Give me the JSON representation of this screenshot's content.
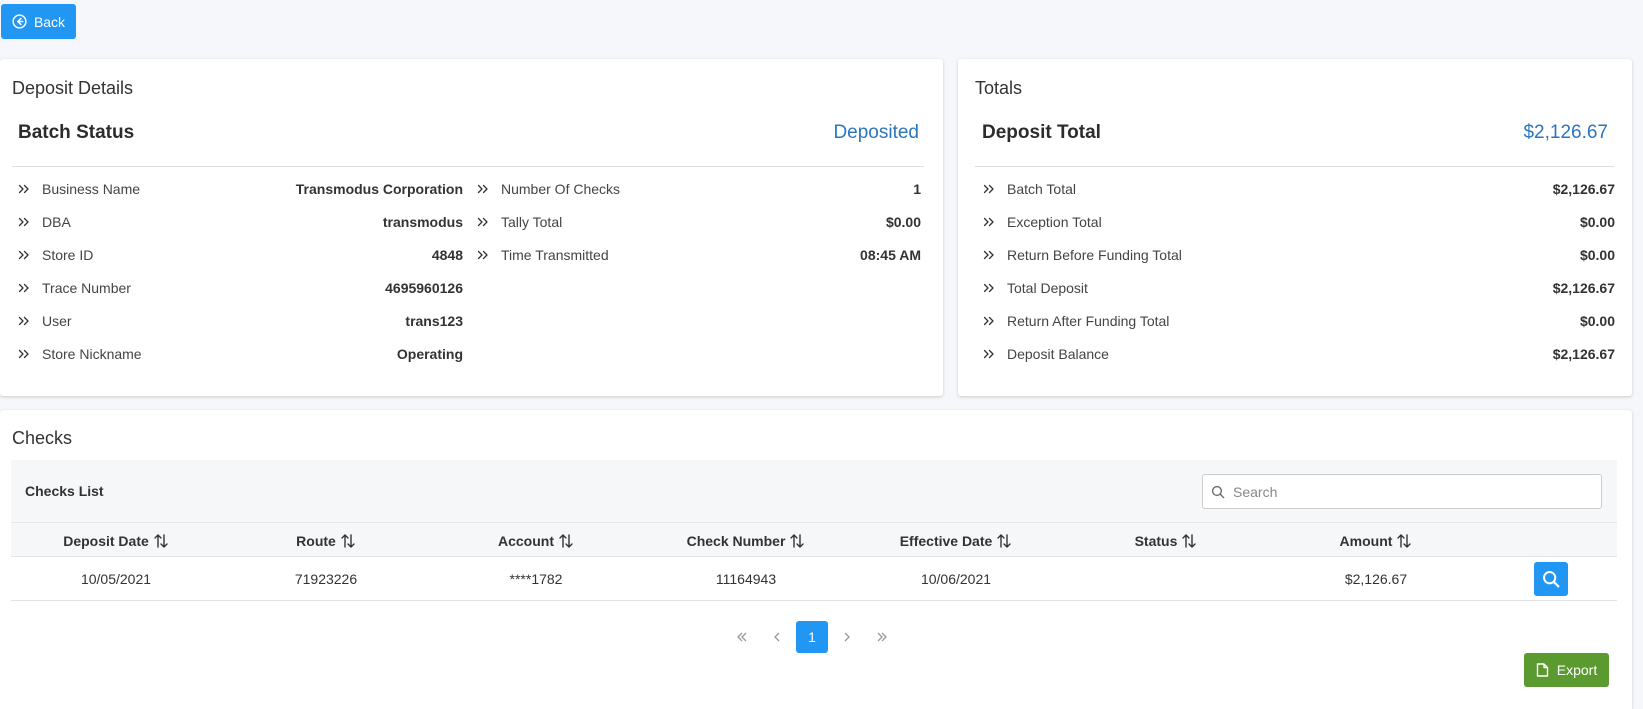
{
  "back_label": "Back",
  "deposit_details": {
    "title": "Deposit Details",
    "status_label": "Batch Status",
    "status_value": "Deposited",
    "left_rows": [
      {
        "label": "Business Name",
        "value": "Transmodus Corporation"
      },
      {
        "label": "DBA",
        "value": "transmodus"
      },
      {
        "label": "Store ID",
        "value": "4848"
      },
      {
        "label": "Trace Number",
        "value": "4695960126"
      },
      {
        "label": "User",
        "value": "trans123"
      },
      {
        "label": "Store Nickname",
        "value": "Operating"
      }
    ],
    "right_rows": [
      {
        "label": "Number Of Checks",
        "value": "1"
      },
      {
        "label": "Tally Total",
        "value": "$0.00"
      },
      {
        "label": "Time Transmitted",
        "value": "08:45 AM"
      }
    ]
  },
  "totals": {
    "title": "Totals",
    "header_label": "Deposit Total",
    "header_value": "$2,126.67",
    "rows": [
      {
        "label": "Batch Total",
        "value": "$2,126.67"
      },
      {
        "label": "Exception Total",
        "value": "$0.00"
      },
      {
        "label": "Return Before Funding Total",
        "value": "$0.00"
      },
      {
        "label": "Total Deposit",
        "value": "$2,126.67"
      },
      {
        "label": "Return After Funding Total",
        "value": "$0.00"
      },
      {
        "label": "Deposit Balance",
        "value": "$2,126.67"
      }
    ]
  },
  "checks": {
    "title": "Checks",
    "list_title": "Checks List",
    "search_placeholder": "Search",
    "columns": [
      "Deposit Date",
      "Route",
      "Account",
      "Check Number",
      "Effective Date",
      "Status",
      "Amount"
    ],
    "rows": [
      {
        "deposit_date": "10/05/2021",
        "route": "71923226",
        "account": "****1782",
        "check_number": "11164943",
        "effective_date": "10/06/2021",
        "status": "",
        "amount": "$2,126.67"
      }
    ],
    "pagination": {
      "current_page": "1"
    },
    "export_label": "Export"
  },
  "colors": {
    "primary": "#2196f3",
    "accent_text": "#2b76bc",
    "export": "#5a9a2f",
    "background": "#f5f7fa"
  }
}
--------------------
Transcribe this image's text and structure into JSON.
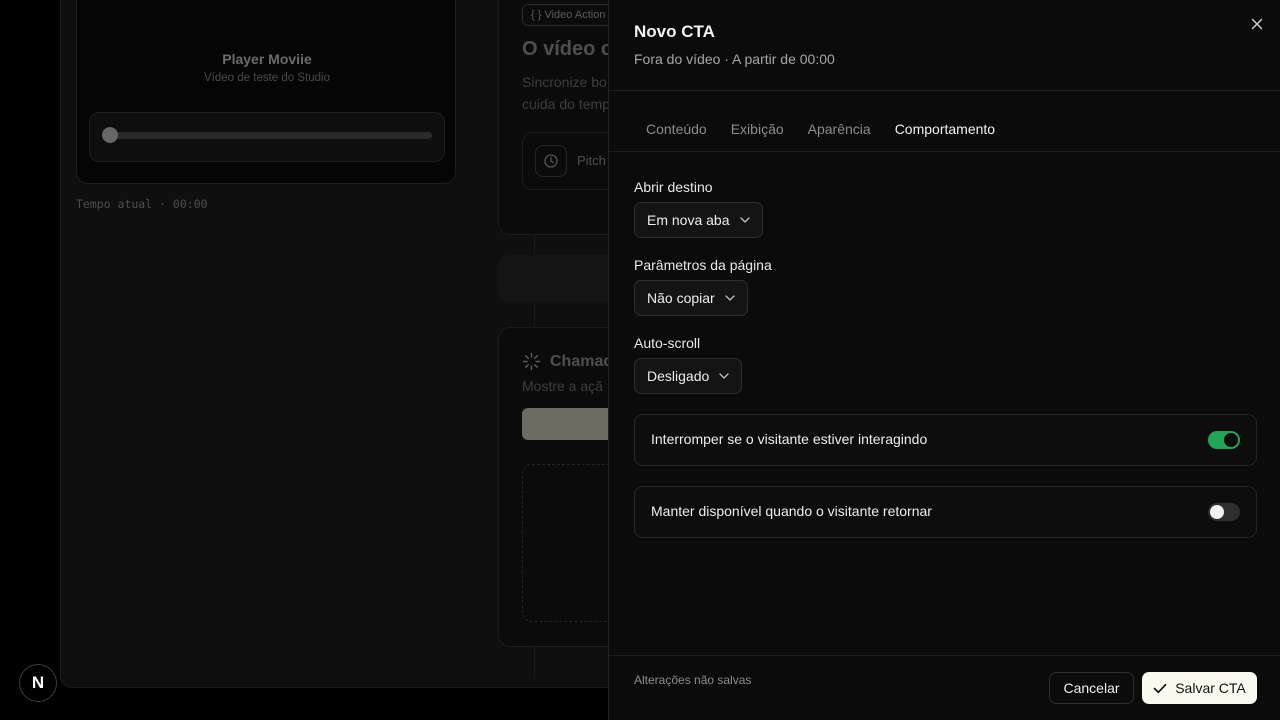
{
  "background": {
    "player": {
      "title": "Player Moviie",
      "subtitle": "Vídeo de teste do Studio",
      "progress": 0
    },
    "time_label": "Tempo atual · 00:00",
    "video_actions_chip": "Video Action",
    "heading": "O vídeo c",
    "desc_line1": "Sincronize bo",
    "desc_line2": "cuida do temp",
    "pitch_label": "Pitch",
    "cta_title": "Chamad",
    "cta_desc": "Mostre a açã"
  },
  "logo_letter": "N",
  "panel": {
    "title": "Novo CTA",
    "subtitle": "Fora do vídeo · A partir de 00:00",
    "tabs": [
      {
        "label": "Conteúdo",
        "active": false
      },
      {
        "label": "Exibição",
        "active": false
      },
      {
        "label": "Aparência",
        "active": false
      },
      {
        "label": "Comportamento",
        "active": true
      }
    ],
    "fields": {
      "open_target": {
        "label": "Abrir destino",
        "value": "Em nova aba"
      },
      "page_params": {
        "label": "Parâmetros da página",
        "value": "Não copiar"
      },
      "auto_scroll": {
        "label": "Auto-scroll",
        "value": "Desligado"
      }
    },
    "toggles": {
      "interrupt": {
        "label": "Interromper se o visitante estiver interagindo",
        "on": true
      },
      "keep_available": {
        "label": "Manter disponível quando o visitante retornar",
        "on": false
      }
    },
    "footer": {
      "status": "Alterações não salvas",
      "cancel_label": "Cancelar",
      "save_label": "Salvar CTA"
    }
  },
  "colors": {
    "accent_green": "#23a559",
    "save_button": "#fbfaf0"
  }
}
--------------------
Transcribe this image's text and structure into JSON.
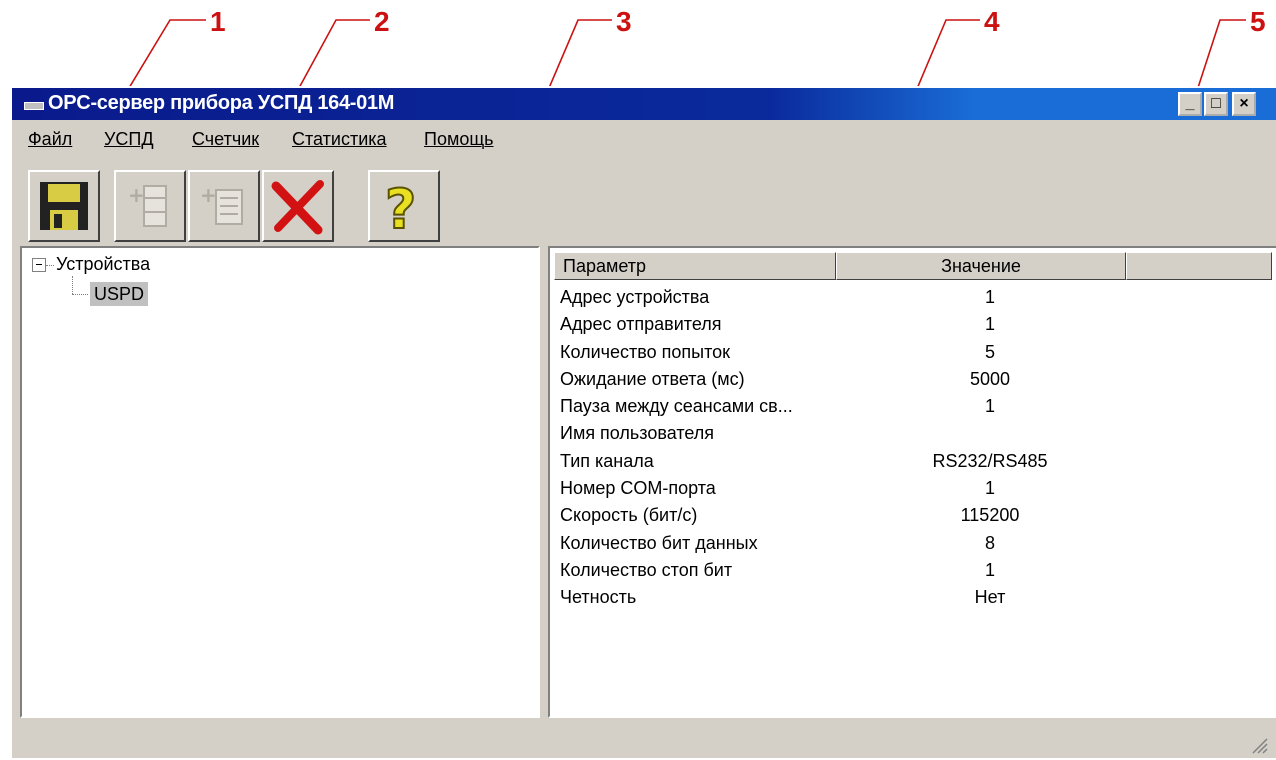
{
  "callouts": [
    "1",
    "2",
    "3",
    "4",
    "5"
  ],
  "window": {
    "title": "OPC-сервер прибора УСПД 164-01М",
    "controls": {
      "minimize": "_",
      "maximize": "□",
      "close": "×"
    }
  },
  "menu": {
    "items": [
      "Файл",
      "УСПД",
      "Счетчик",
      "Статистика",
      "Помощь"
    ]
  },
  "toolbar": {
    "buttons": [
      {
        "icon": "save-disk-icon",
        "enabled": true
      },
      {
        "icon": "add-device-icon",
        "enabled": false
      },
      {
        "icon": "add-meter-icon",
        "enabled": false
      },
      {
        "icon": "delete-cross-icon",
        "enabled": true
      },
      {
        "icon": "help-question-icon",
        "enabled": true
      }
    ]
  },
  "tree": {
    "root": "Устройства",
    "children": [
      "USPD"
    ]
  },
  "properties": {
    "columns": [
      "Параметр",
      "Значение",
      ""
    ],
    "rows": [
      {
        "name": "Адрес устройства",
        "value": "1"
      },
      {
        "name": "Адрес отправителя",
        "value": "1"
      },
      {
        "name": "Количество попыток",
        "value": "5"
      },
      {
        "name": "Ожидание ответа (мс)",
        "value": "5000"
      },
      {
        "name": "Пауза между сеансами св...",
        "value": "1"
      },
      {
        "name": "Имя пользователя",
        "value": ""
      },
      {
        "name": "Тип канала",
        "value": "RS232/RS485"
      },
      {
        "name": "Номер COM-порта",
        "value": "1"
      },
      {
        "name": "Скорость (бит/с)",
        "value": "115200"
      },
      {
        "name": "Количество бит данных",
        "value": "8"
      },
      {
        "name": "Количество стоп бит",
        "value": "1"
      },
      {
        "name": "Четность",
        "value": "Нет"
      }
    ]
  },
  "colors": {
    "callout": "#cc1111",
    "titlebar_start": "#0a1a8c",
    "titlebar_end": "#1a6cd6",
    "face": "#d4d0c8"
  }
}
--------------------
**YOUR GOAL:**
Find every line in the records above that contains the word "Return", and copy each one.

**REPLY:**
        "label": "Return Before Funding Total",
        "label": "Return After Funding Total",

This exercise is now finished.